It’s not easy being an adulterer. My wife does not want me to be with my girlfriend. My girlfriend wants me to leave my wife and to marry her instead. My boyfriend wants me to be alone with him, not with my wife nor with my girlfriend. On the rare occasions when I have all three of them around the dinner table, they seem cordial enough, though I know that they really cannot get along that well. My boyfriend keeps breaking the rules of grammar that my wife and my girlfriend make. My wife keeps telling me that she is from a very rich and old family and I would be a fool to leave her. My girlfriend says that my wife does not understand me and only she can.

It’s a mess. Sometimes I feel that I should just go into a Trappist monastery and renounce all language, keeping a vow of silence instead. But my boyfriend insists that he should come with me to the monastery. They let males in there, but not females.

Sometimes I feel that I should just find an uninhabited island among the 7,100 islands of the Philippines and live there without books, without anyone, but my boyfriend is already in my memory, my wife has molded my thoughts, and my girlfriend has conditioned my physical needs.

There is a practical solution, but I don’t want to take it.I could just leave the country and become an OFW in a country that does not speak English—and there are quite a number of these countries. That way, I will never use English, there will be no reason to use Filipino, and I will soon forget all the classic lines of literature that define my being.But there’s a catch. That country will have its own literature. I will surely find a new boyfriend. My boyfriend will surely introduce me to a new girlfriend. Before I know it, my new girlfriend will become my wife, and I will be back where I started.

I am glad I was invited to this seminar, because I can now rethink and redirect my personal paradigm.I can now teach myself a new way of looking at myself, rethink and redirect my pedagogy in teaching language and literature. In my imagination, I can be constructive.I can resolve issues.
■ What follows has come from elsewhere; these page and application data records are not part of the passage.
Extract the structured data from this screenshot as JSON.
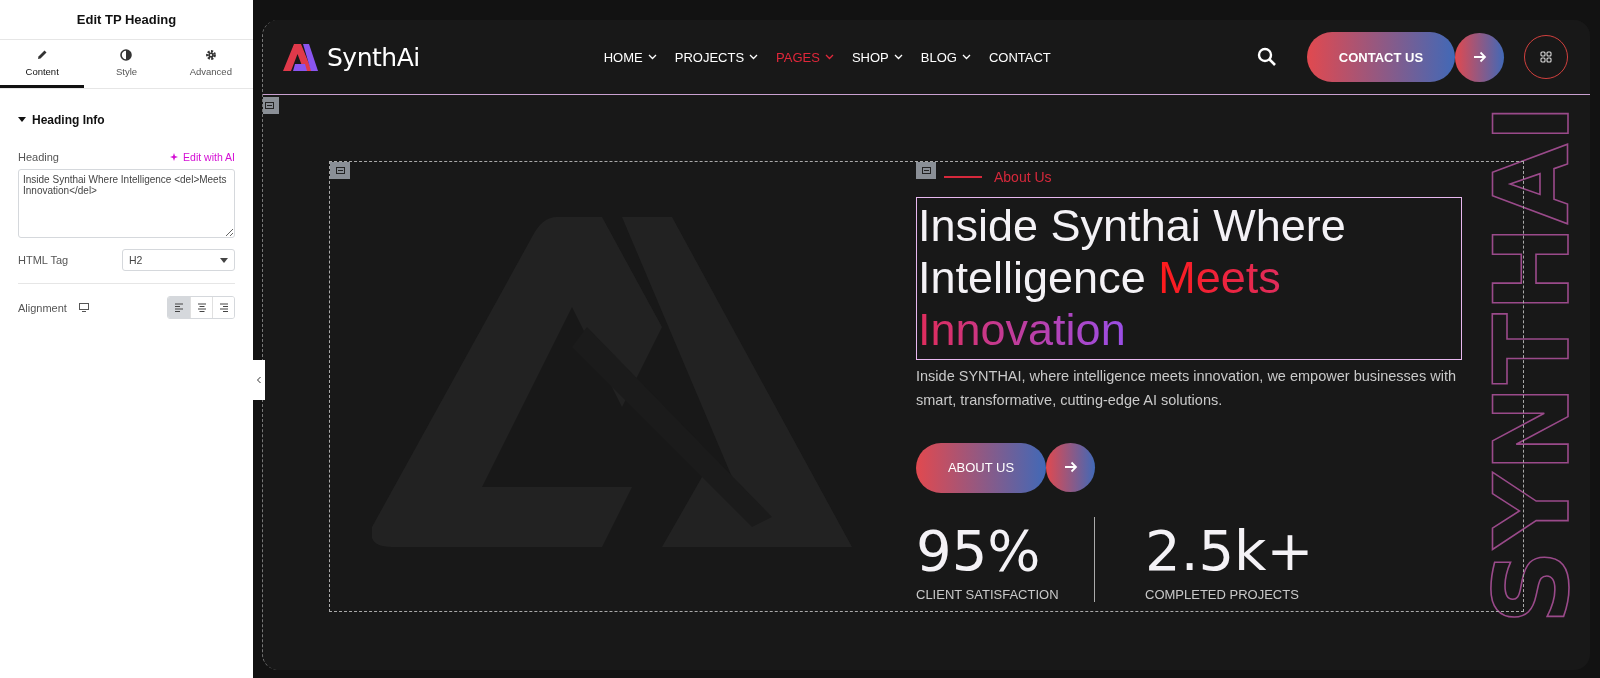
{
  "editor": {
    "title": "Edit TP Heading",
    "tabs": [
      {
        "label": "Content",
        "kind": "pencil",
        "selected": true
      },
      {
        "label": "Style",
        "kind": "contrast",
        "selected": false
      },
      {
        "label": "Advanced",
        "kind": "gear",
        "selected": false
      }
    ],
    "section": {
      "title": "Heading Info",
      "expanded": true
    },
    "heading_label": "Heading",
    "ai_link": "Edit with AI",
    "heading_value": "Inside Synthai Where Intelligence <del>Meets Innovation</del>",
    "html_tag_label": "HTML Tag",
    "html_tag_value": "H2",
    "alignment_label": "Alignment",
    "alignment_options": [
      {
        "kind": "left",
        "selected": true
      },
      {
        "kind": "center",
        "selected": false
      },
      {
        "kind": "right",
        "selected": false
      }
    ]
  },
  "site": {
    "logo_text": "SynthAi",
    "nav": [
      {
        "label": "HOME",
        "has_menu": true,
        "selected": false
      },
      {
        "label": "PROJECTS",
        "has_menu": true,
        "selected": false
      },
      {
        "label": "PAGES",
        "has_menu": true,
        "selected": true
      },
      {
        "label": "SHOP",
        "has_menu": true,
        "selected": false
      },
      {
        "label": "BLOG",
        "has_menu": true,
        "selected": false
      },
      {
        "label": "CONTACT",
        "has_menu": false,
        "selected": false
      }
    ],
    "contact_button": "CONTACT US",
    "subtitle": "About Us",
    "heading": [
      {
        "text": "Inside Synthai Where Intelligence ",
        "kind": "plain"
      },
      {
        "text": "Meets Innovation",
        "kind": "gradient"
      }
    ],
    "description": "Inside SYNTHAI, where intelligence meets innovation, we empower businesses with smart, transformative, cutting-edge AI solutions.",
    "about_button": "ABOUT US",
    "stats": [
      {
        "value": "95%",
        "label": "CLIENT SATISFACTION"
      },
      {
        "value": "2.5k+",
        "label": "COMPLETED PROJECTS"
      }
    ],
    "vertical_text": "SYNTHAI"
  }
}
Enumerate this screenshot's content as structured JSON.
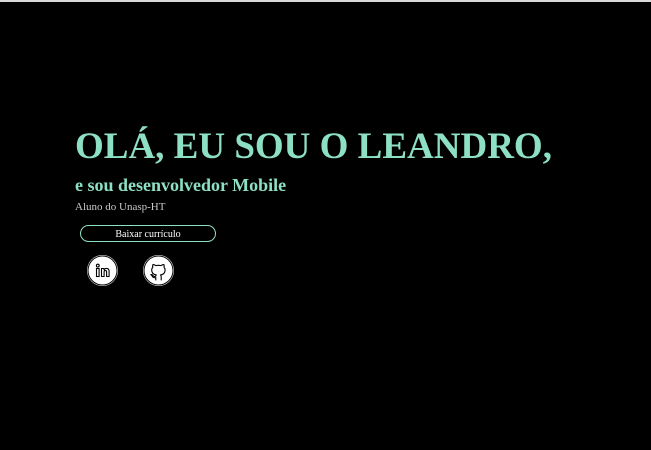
{
  "hero": {
    "title": "OLÁ, EU SOU O LEANDRO,",
    "subtitle": "e sou desenvolvedor Mobile",
    "tagline": "Aluno do Unasp-HT"
  },
  "actions": {
    "cv_button_label": "Baixar currículo"
  },
  "social": [
    {
      "icon": "linkedin-icon"
    },
    {
      "icon": "github-icon"
    }
  ],
  "colors": {
    "background": "#000000",
    "accent": "#8ee0c4",
    "muted_text": "#c8c8c8",
    "button_text": "#ffffff",
    "icon_bg": "#ffffff"
  }
}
I can keep alive my live circuit.I can break out of my depression and get rid of all my repressions by letting the world know who exactly I am.

I am an adulterer, and proud of it. Maraming salamat po.

This speech was delivered at the closing of the two-day language and literature seminar on "re-thinking and re-directing paradigm and pedagogy in the teaching of language and literature" held at far eastern university, 19 February 2011, sponsored by the alliance of language and literature teachers (ALLT).

Isagani R. Cruz's picture
Former Philippine Undersecretary of Education Isagani R. Cruz (Ph.D., University of Maryland) is President of the Manila Times College and a consultant to the president of Far Eastern University. He is a Professor Emeritus and University Fellow of De La Salle University.  He belongs to the Hall of Fame of the Don Carlos Palanca Memorial Awards in Literature and is one of the 2010 Outstanding Filipinos.  He writes for Philippine Star.